The FEIS fails to analyze issues of great significance and concern, including the effects of the project on mercury methylation, contamination of fish and resulting impacts to human health and environmental justice and the indirect and cumulative as well as direct impacts of the Project on wetlands and wetlands functions
WaterLegacy submitted Expert Reports with our Comments
"The potential near-doubling of methylmercury export from methylating peatlands receiving an additional sulfate load from the proposed PolyMet development would be reflected in methylmercury concentrations in the upper tributaries, and the Embarrass and Partridge Rivers, given the role these wetlands play in supplying water to these streams and rivers. Increased methylmercury would also be expected to impact the upper St Louis River, given the direct hydrological connection and known methods of methylmercury transport."

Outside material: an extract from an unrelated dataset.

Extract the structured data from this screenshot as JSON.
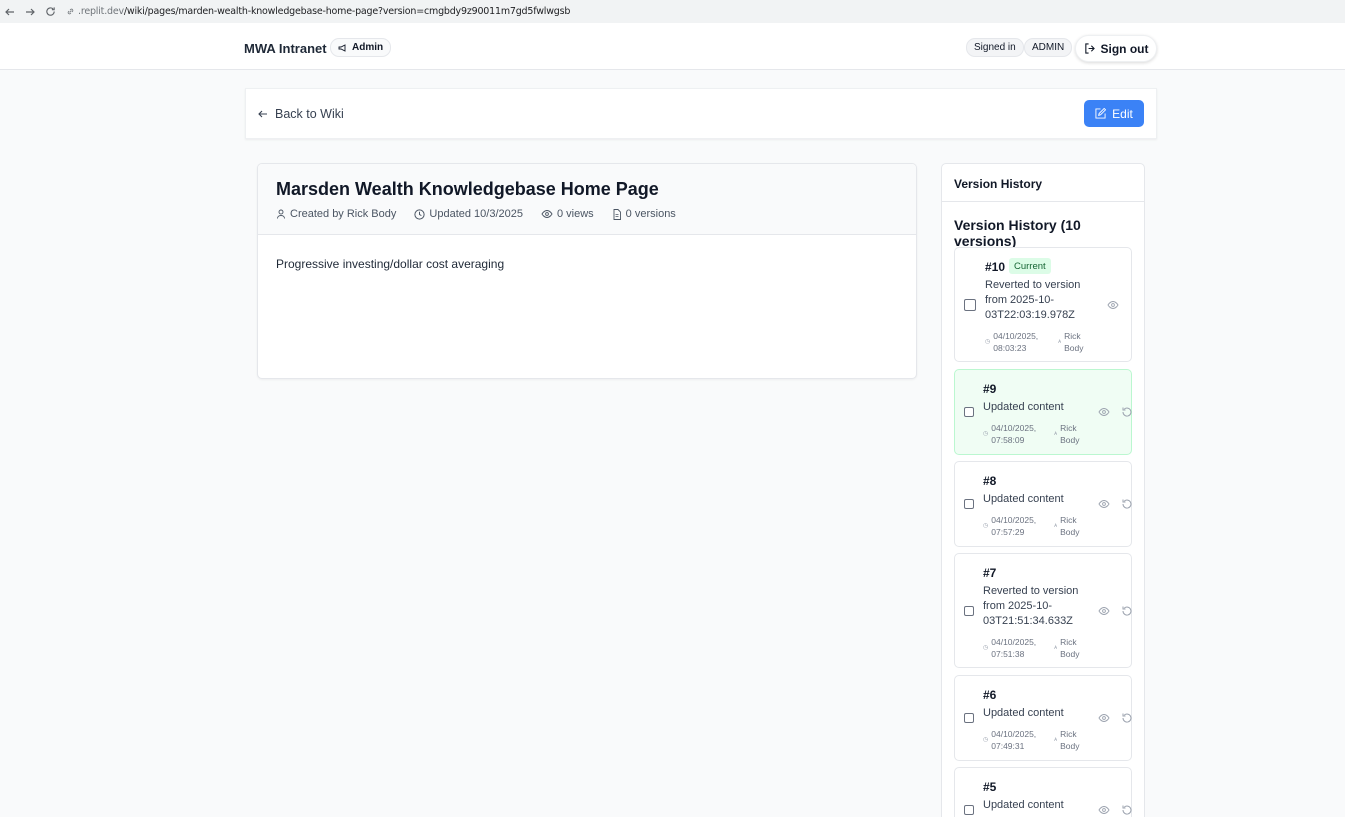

"Most clearly inconsistent with applicable regulations and policy, the failure of in-kind replacement and the loss of difficult-to-replace aquatic resources are proposed for a mitigation plan that has both avoided the requisite watershed approach to wetlands compensation and proposed the majority of compensation outside the Lake Superior Basin. This proposal is impermissible and no agency discretion stretches far enough to allow this result."

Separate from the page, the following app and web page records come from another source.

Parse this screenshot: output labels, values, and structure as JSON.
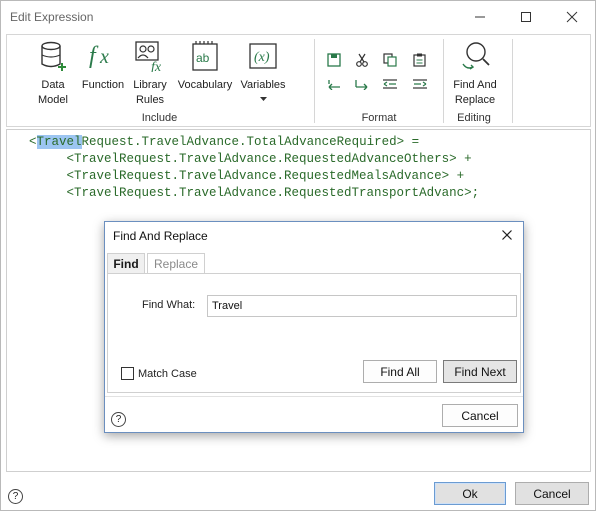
{
  "window": {
    "title": "Edit Expression",
    "controls": [
      "minimize-icon",
      "maximize-icon",
      "close-icon"
    ]
  },
  "ribbon": {
    "include": {
      "label": "Include",
      "buttons": [
        {
          "label": "Data\nModel",
          "icon": "database-add-icon"
        },
        {
          "label": "Function",
          "icon": "function-fx-icon"
        },
        {
          "label": "Library\nRules",
          "icon": "library-rules-icon"
        },
        {
          "label": "Vocabulary",
          "icon": "vocabulary-notepad-icon"
        },
        {
          "label": "Variables",
          "icon": "variables-x-icon"
        }
      ]
    },
    "format": {
      "label": "Format",
      "icons": [
        "save-icon",
        "cut-icon",
        "copy-icon",
        "paste-icon",
        "undo-icon",
        "redo-icon",
        "outdent-icon",
        "indent-icon"
      ]
    },
    "editing": {
      "label": "Editing",
      "buttons": [
        {
          "label": "Find And\nReplace",
          "icon": "find-replace-icon"
        }
      ]
    }
  },
  "editor": {
    "line1_prefix": "<",
    "line1_highlight": "Travel",
    "line1_rest": "Request.TravelAdvance.TotalAdvanceRequired> =",
    "line2": "     <TravelRequest.TravelAdvance.RequestedAdvanceOthers> +",
    "line3": "     <TravelRequest.TravelAdvance.RequestedMealsAdvance> +",
    "line4": "     <TravelRequest.TravelAdvance.RequestedTransportAdvanc>;"
  },
  "dialog": {
    "title": "Find And Replace",
    "tabs": [
      "Find",
      "Replace"
    ],
    "find_what_label": "Find What:",
    "find_what_value": "Travel",
    "match_case_label": "Match Case",
    "find_all": "Find All",
    "find_next": "Find Next",
    "cancel": "Cancel",
    "help": "?"
  },
  "footer": {
    "help": "?",
    "ok": "Ok",
    "cancel": "Cancel"
  },
  "colors": {
    "accent": "#2f7cc1",
    "code_text": "#2a6a2a",
    "selection": "#9cc5f1"
  }
}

"The adverse effects of methylmercury depend on timing and amount of exposure. Methylmercury is a strong toxin that influences enzymes, cell membrane function, causes oxidative stress, lipid peroxidation and mitochondria dysfunction, affects amino acid transport and cellular migration in the developing brain. Exposure in utero can cause motor disturbances, impaired vision, dysesthesia, and tremors. Even lower level exposure can result in lower intelligence, poor concentration, poor memory, speech and language disorders, and decrease in visual spatial skills in children exposed to methylmercury in utero. Fetuses, infants, and young children are four to five times more sensitive to the adverse effects of methylmercury exposure than adults."

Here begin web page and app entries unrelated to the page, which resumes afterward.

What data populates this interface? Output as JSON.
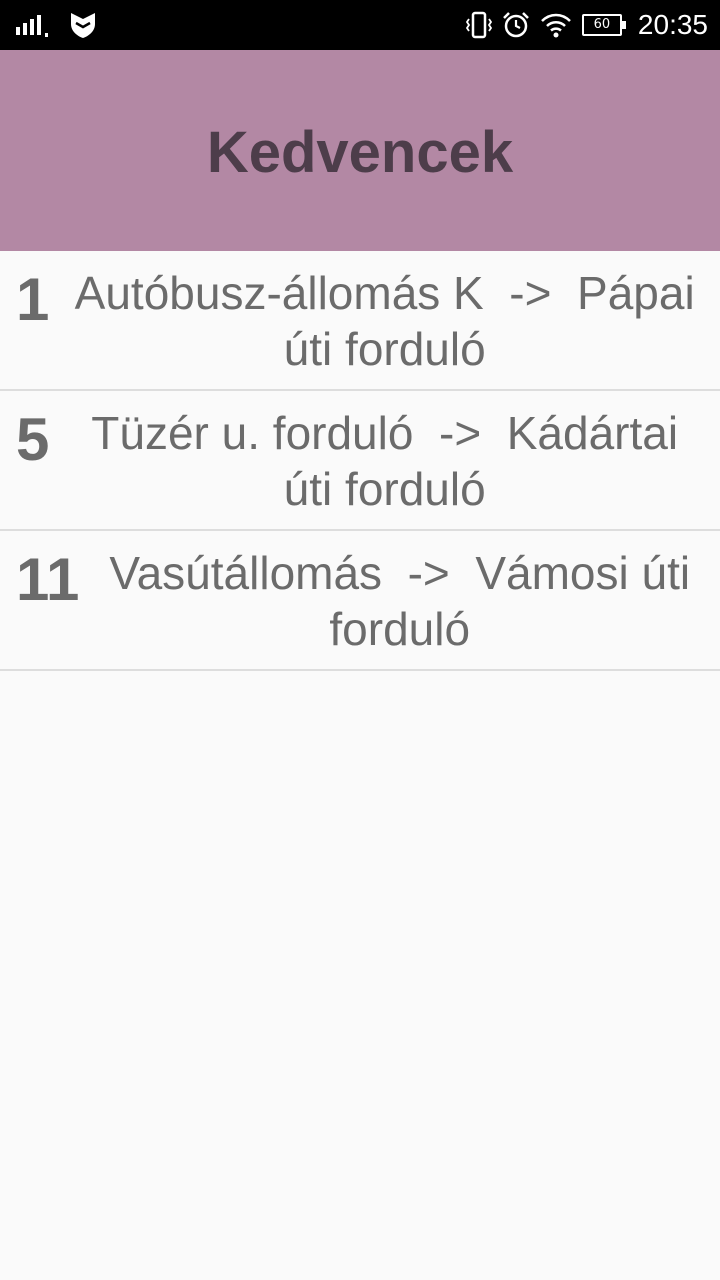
{
  "status_bar": {
    "time": "20:35",
    "battery_level": "60",
    "icons": [
      "signal-icon",
      "shield-icon",
      "vibrate-icon",
      "alarm-icon",
      "wifi-icon",
      "battery-icon"
    ]
  },
  "header": {
    "title": "Kedvencek",
    "background_color": "#b388a4"
  },
  "favorites": [
    {
      "line": "1",
      "route": "Autóbusz-állomás K  ->  Pápai úti forduló"
    },
    {
      "line": "5",
      "route": "Tüzér u. forduló  ->  Kádártai úti forduló"
    },
    {
      "line": "11",
      "route": "Vasútállomás  ->  Vámosi úti forduló"
    }
  ]
}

"In sum, the FEIS incompletely addresses particulate air pollution. The analysis provided in the FEIS is inadequate to reasonably address the health risks of the proposed mine – risks to the mineworkers and to people living in the surrounding communities. A Health Impact Assessment from a qualified independent evaluator is necessary to clarify the risks of this proposal."
"The FEIS concludes that 90% of the tailings leakage that remains as groundwater will be captured and contained within a containment barrier surrounding much of the tailings pile and that 100% of the surficial seepage from the tailings will be collected and contained. . .The analytical support for these conclusions is based on assumptions of performance that are not justified or supported by data. Lacking any demonstration of the validity of the assumptions leaves the conclusions questionable.
The long-‐term performance of the Category 1 waste rock stockpile is dependent on a water collection system composed of a cutoff wall surrounding the 526-‐acre 240-‐foot tall pile, and a drainage system within the cutoff wall. . . However, the proposed drainage system is unlikely to work as anticipated."
"Data from the existing AMAX three-year tailing field study calls into question assumptions in the FEIS that tailings seepage would not adversely affect water quality or violate Class 2B standards to protect aquatic life."